Then another professor turns up dead, and Ellie's investigation turns to her father's university colleagues, their ambitions, jealousies, and secret lives. Ellie embarks on a thorny journey of discovery and reconciliation, as she pursues an investigation that offers her both a chance at redemption in her father's eyes, and the risk of losing him forever.
What if a woman as strong and as complex as Eva Perón began her life as a robot repair assistant threatened by a powerful peacekeeping force that wants to take all she has from her?
The discovery ship, Creative Fire, is on its way home from a multi-generational journey. But home is nothing like the crew expected. They have been gone for generations, and the system they return to is home to technologies and riches beyond their wildest dreams.
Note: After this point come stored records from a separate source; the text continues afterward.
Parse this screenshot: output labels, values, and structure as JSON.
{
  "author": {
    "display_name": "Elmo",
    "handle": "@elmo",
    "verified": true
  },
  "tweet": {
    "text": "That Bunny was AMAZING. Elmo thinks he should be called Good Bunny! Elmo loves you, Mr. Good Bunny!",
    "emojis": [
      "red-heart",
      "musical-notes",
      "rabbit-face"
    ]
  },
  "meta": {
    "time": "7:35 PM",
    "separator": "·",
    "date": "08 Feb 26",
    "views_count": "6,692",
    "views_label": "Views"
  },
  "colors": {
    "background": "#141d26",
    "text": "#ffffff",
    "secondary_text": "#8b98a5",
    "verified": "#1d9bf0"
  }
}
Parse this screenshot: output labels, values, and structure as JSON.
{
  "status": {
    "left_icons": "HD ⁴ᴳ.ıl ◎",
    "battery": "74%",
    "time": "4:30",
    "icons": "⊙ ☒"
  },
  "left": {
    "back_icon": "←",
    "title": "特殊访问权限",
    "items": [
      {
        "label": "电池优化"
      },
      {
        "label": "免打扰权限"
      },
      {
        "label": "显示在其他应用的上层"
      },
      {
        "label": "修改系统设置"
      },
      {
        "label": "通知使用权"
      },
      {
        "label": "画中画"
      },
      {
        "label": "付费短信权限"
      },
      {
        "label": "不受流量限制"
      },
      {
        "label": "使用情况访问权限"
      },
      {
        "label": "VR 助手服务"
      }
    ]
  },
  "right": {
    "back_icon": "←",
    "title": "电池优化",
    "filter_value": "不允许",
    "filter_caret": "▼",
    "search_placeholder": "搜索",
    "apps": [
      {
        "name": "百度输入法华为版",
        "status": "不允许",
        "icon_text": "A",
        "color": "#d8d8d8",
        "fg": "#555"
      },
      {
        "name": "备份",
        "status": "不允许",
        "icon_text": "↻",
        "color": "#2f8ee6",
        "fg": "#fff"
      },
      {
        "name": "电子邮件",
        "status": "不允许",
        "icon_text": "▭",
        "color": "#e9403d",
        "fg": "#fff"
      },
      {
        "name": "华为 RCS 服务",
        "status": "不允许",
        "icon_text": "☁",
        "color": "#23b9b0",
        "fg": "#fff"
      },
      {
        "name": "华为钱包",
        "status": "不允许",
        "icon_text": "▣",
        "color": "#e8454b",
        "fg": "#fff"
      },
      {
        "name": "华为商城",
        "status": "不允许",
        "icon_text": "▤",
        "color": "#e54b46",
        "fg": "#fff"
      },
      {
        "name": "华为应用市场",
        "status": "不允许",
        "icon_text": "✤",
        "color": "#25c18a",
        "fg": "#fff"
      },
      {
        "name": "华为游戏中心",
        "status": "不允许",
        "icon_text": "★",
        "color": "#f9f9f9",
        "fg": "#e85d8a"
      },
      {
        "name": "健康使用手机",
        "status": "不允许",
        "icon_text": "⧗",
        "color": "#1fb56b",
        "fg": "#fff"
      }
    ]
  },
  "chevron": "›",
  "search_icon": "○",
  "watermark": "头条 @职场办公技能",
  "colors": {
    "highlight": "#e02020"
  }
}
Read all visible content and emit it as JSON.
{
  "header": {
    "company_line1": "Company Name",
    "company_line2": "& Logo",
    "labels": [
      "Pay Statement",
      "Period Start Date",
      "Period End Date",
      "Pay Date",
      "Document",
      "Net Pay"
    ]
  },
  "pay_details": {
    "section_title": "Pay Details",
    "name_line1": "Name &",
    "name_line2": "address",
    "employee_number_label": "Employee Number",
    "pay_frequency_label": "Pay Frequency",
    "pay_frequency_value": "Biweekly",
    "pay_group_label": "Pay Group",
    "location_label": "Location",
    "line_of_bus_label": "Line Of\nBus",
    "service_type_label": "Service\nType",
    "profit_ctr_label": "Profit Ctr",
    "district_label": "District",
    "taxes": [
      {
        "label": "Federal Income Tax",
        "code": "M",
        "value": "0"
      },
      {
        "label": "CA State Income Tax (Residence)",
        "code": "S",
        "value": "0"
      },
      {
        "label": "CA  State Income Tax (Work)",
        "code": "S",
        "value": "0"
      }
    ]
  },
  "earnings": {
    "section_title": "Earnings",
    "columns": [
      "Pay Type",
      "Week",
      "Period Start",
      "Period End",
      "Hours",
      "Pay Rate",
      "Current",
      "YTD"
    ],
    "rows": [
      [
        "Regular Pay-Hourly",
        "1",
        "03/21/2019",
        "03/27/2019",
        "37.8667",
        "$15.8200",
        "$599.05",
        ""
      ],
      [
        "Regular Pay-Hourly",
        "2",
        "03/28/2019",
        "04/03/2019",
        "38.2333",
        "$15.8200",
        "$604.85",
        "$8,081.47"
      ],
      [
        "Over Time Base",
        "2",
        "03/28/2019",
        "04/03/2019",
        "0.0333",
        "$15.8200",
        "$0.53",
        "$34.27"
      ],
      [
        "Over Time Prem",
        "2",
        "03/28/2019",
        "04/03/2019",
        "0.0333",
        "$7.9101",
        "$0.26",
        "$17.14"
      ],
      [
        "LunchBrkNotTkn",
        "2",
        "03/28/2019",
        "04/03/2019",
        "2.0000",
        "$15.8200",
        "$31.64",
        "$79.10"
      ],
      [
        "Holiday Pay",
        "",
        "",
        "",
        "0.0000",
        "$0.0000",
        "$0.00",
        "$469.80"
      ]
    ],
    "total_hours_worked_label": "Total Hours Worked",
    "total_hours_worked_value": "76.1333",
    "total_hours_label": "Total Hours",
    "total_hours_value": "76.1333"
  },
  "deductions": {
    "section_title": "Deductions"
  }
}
But they are immediately oppressed and relegated to the lowest status imaginable, barely able to interact with the technologies and people of the star station where they dock, the Diamond Deep.
Ruby Martin and her partner, Joel North, must find a way to learn what they need to know and to become more than they have ever been if they are to find a way to save their people.
From the Trade Paperback edition.
Now available in English for the first time, a controversial work that indicts the Vatican for its actions before and during World War II.
In the decade preceding the outbreak of World War II, the Vatican made a devil's bargain with fascist leaders. Anticipating that their regimes would eliminate a common enemy--namely Marxist-Leninist communism--two popes essentially collaborated with Hitler, Mussolini, and the fascist dictators in Spain (Franco) and Croatia (Paveli).
This is the damning indictment of this well-researched polemic, which for almost five decades in Germany has sparked controversy, outrage, and furious debate. Now it is available in English for the first time.
Many will dismiss Deschner--who himself was raised and educated in a pious Catholic tradition--as someone who is obsessed with exposing the failings of the church of his upbringing. But he has marshaled so many facts and presented them with such painstaking care that his accusations cannot easily be ignored.
The sheer weight of the evidence that he has brought together in this book raises a host of questions about a powerful institution that continues to exercise political influence to this day.
Two leading physicists discuss the importance of the Higgs Boson, the future of particle physics, and the mysteries of the universe yet to be unraveled.
On July 4, 2012, the long-sought Higgs Boson--aka "the God Particle"--was discovered at the world's largest particle accelerator, the LHC, in Geneva, Switzerland. On March 14, 2013, physicists at CERN confirmed it. This elusive subatomic particle forms a field that permeates the entire universe, creating the masses of the elementary particles that are the basic building blocks of everything in the known world--from viruses to elephants, from atoms to quasars.
Starting where Nobel Laureate Leon Lederman's bestseller The God Particle left off, this incisive new book explains what's next. Lederman and Hill discuss key questions that will occupy physicists for years to come:
* Why were scientists convinced that something like the "God Particle" had to exist?
* What new particles, forces, and laws of physics lie beyond the "God Particle"?
* What powerful new accelerators are now needed for the US to recapture a leadership role in science and to reach "beyond the God Particle," such as Fermilab's planned Project-X and the Muon Collider?
Using thoughtful, witty, everyday language, the authors show how all of these intriguing questions are leading scientists ever deeper into the fabric of nature. Readers of The God Particle will not want to miss this important sequel.